Who Am I?

Life can be a very complex, twisting path that can leave many people feeling uncertain, insecure, or just plain confused as to who they really are.  Identity is an essential part of being. What makes you "YOU?"  How are you different than others? Several things in life can effect a person's ability to establish a strong identity.  

From birth, our parents have a profound influence on how we feel about ourselves and the world around us.  From a psychosocial developmental standpoint; if parents have fostered a sense of trust, autonomy, initiative, and industry then the child is most likely to develop a good sense of identity.  If you can think of it like a video game, then trust is level 1, autonomy is level 2, and so on.  You can not pass to the next level without mastering the previous.  You can also imagine trust, autonomy, initiative and industry as layers of foundation that build IDENTITY.  

Let me paint a picture for you....  

During the first stage of life, it is important for the child to develop trust with the parents.  If a child is often left alone, not fed properly, or badly treated, then the child will likely experience a crisis of trust throughout life until they are able to develop a genuine trust with another.  The child therefore develops a sense of fear or mistrust for others and of the world.  In order to build an identity, you must be able to trust. 

Autonomy, or the ability to accomplish things on your own, is the next stage a person must accomplish in building a strong sense of identity.  As a child, we go through a stage where, "NO" is our favorite word.  Using the word, "NO" is symbolic and rebellious in a sense that we realize we now have CHOICES and can use this word to utilize free-will. Both over-protective and harshly critical parents jeopardize a child's ability to develop the capacity to do for themselves.  The over-protective parent denies the child of autonomy through doing everything for them and not trusting the child to be able to do for his/her self.  An overly critical parent denies a child autonomy through harsh punishments for accidents so much so that the child becomes fearful of thinking or doing for his/her self.  One good example of fostering autonomy in a child would be if a parent was to "child proof" their home so that the child can be safe and be able to discover and play on their own.  When a person has successfully acquired autonomy, they are then fully capable of making decisions on their own; even in spite of failures, shame, and doubt.
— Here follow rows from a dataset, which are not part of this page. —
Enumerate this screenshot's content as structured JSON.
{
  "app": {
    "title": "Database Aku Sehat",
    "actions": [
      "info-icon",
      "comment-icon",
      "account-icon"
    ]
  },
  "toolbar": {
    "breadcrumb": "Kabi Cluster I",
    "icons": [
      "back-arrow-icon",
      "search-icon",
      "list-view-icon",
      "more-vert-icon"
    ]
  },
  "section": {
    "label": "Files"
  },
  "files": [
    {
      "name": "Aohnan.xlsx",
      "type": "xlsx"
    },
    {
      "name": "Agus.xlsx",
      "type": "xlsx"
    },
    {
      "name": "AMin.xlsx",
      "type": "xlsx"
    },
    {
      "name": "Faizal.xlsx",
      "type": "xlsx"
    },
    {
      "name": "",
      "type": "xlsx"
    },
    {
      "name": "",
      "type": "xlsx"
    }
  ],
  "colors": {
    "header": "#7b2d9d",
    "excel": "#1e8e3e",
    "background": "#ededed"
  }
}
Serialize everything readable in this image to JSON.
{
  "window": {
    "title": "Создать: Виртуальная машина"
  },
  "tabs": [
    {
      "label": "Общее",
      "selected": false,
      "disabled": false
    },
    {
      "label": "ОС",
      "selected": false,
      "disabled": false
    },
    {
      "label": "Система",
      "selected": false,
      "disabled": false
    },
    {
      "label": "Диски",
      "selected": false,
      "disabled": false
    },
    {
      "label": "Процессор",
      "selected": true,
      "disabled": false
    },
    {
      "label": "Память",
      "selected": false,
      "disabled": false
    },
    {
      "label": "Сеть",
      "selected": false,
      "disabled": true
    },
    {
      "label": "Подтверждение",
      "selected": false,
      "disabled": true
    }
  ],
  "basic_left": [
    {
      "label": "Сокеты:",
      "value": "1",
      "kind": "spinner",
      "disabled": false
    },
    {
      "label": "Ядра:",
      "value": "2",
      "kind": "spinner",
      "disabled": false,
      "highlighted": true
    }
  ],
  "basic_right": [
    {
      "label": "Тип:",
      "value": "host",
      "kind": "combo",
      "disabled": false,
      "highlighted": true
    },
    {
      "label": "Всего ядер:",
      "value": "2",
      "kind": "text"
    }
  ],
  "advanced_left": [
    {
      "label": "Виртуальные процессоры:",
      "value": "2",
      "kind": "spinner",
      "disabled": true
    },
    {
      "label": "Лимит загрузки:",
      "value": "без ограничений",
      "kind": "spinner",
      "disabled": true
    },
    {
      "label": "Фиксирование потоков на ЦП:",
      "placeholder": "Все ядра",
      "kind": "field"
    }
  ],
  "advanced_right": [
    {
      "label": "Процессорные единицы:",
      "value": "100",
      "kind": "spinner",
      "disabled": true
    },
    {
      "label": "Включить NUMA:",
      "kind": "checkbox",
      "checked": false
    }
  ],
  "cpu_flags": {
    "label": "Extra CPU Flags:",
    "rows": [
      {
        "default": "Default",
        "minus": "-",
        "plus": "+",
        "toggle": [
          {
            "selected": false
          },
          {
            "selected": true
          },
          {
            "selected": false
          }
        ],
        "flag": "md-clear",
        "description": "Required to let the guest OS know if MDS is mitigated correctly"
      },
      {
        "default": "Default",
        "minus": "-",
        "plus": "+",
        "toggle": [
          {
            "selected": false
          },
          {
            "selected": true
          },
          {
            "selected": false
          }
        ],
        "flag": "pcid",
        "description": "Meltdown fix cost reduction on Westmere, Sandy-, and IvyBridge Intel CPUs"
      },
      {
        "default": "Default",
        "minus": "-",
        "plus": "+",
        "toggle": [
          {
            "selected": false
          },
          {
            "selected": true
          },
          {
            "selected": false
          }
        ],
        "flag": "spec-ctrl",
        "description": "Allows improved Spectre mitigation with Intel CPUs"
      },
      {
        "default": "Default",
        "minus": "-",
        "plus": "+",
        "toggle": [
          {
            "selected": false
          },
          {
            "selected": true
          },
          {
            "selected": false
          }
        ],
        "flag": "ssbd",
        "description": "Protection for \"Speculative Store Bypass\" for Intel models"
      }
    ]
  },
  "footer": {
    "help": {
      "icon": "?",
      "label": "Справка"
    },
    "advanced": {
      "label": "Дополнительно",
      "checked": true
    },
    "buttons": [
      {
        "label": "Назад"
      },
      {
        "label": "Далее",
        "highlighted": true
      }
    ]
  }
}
Initiative is the ability to lead independently, to imagine, and to act on that imagination.  The feeling in opposition to being initiative is to feel guilty.  Guilt is learned through being conditioned to feel badly for ideas, dreams, or even those "WHY" questions kids like to ask when thy begin to get curious of the world and how it works.  Parents can stifle initiative by not allowing kids to use their imaginations or in reacting to the child's questions negatively.  Children at play is the equivalent to adults at work.  When children are denied play, they are denied the ability to lead, which can ultimately lead to guilt and insecurity.  Someone who develops a sense of command or leadership through play early on in life will likely be able to be industrious or confident in their work as a teen or adult.

Industry lays the last layer of foundation that supports a strong sense of identity.  The opposite of industry is inferiority.  If a person has gained initiative then they will likely build upon this. Through hard work comes praise and positive rewards which condition the person to understand, "If I complete my work and I do a good job, then my parents/teachers/peers praise me and this makes me feel good about myself."  If a person is already at a deficit of lacking initiative, however, a sense of inferiority can set in and paralyze the person from performing well. They may then look at those performing well and become jealous or compensate for their inferiority by bullying others.  A person who has gained praise for their accomplishments is more likely to develop a better sense of self through the development of self-confidence.

The last obstacle, according to Erik Erikson's psychosocial stages, is to develop IDENTITY rather than role-confusion.  Typically, during our teenage years we are experimenting and "trying on" different identities and roles in society.  It is important for family and friends to be supportive during this time of self-discovery in order to facilitate the person in developing a healthy identity. A person can end up being confused about who they are and what their future looks like if the people around them do not properly encourage a sense of independence and control.  Instead, a lack of confidence in desires and beliefs will leave the unsupported person feeling lost.

Personally, I remember wanting to be a firefighter, so I joined a Fire Explorer Program where I attended academy for 2 years.  At the same time, I was also an environmentalist leading a campaign through my high school for Oceana and thought that I would enjoy becoming a Marine Biologist.  Furthermore, I simultaneously became a Peer Counselor at my high school and thought that helping people through counseling would be my calling.  So wild! Looking back I can see how confusing my identity must have seemed to my friends and family.  In reality, these 3 work interests were all something I really enjoyed and in the end I picked the path that led me here, writing this article today.  However, just because you must decide on a specific occupation does not mean that you can't incorporate the other interests of what makes up your identity. Even though I am a Licensed Professional Counselor, I am still an environmentalist and surfer.

Incorporating all of your interests into your identity and life can be a very fulfilling experience. People wear many hats throughout their day and even more throughout their entire lives. Learning to SHiFT. through your many roles in life is what makes you whole.